### Aim of the task
Nothing in the records below should be altered when they are retyped.

### Data for this task
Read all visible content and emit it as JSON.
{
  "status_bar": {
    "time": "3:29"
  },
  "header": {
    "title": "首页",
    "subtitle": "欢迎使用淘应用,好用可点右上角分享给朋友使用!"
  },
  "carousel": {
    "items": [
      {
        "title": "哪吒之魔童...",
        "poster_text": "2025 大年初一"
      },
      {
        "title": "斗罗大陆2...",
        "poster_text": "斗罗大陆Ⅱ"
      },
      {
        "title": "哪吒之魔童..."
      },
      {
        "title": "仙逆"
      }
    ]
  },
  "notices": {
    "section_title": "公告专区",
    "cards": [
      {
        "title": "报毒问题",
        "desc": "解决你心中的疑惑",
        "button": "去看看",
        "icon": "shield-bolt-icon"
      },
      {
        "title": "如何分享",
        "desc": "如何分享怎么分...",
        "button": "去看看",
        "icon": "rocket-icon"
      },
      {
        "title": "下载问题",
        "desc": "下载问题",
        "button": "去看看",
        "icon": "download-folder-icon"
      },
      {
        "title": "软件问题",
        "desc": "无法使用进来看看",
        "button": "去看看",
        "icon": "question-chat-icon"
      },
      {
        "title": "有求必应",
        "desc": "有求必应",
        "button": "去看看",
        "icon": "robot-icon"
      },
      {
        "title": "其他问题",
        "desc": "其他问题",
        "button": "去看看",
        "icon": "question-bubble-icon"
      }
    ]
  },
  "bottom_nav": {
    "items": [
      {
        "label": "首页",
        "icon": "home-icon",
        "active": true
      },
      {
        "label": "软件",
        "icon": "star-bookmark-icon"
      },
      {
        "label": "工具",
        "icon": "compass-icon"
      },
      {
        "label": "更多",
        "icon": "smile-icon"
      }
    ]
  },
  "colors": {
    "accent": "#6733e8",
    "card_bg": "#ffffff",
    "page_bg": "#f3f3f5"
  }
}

### Task solution
Read all visible content and emit it as JSON.
{
  "status_bar": {
    "time": "3:29"
  },
  "header": {
    "title": "首页",
    "subtitle": "欢迎使用淘应用,好用可点右上角分享给朋友使用!"
  },
  "carousel": {
    "items": [
      {
        "title": "哪吒之魔童...",
        "poster_text": "2025 大年初一"
      },
      {
        "title": "斗罗大陆2...",
        "poster_text": "斗罗大陆Ⅱ"
      },
      {
        "title": "哪吒之魔童..."
      },
      {
        "title": "仙逆"
      }
    ]
  },
  "notices": {
    "section_title": "公告专区",
    "cards": [
      {
        "title": "报毒问题",
        "desc": "解决你心中的疑惑",
        "button": "去看看",
        "icon": "shield-bolt-icon"
      },
      {
        "title": "如何分享",
        "desc": "如何分享怎么分...",
        "button": "去看看",
        "icon": "rocket-icon"
      },
      {
        "title": "下载问题",
        "desc": "下载问题",
        "button": "去看看",
        "icon": "download-folder-icon"
      },
      {
        "title": "软件问题",
        "desc": "无法使用进来看看",
        "button": "去看看",
        "icon": "question-chat-icon"
      },
      {
        "title": "有求必应",
        "desc": "有求必应",
        "button": "去看看",
        "icon": "robot-icon"
      },
      {
        "title": "其他问题",
        "desc": "其他问题",
        "button": "去看看",
        "icon": "question-bubble-icon"
      }
    ]
  },
  "bottom_nav": {
    "items": [
      {
        "label": "首页",
        "icon": "home-icon",
        "active": true
      },
      {
        "label": "软件",
        "icon": "star-bookmark-icon"
      },
      {
        "label": "工具",
        "icon": "compass-icon"
      },
      {
        "label": "更多",
        "icon": "smile-icon"
      }
    ]
  },
  "colors": {
    "accent": "#6733e8",
    "card_bg": "#ffffff",
    "page_bg": "#f3f3f5"
  }
}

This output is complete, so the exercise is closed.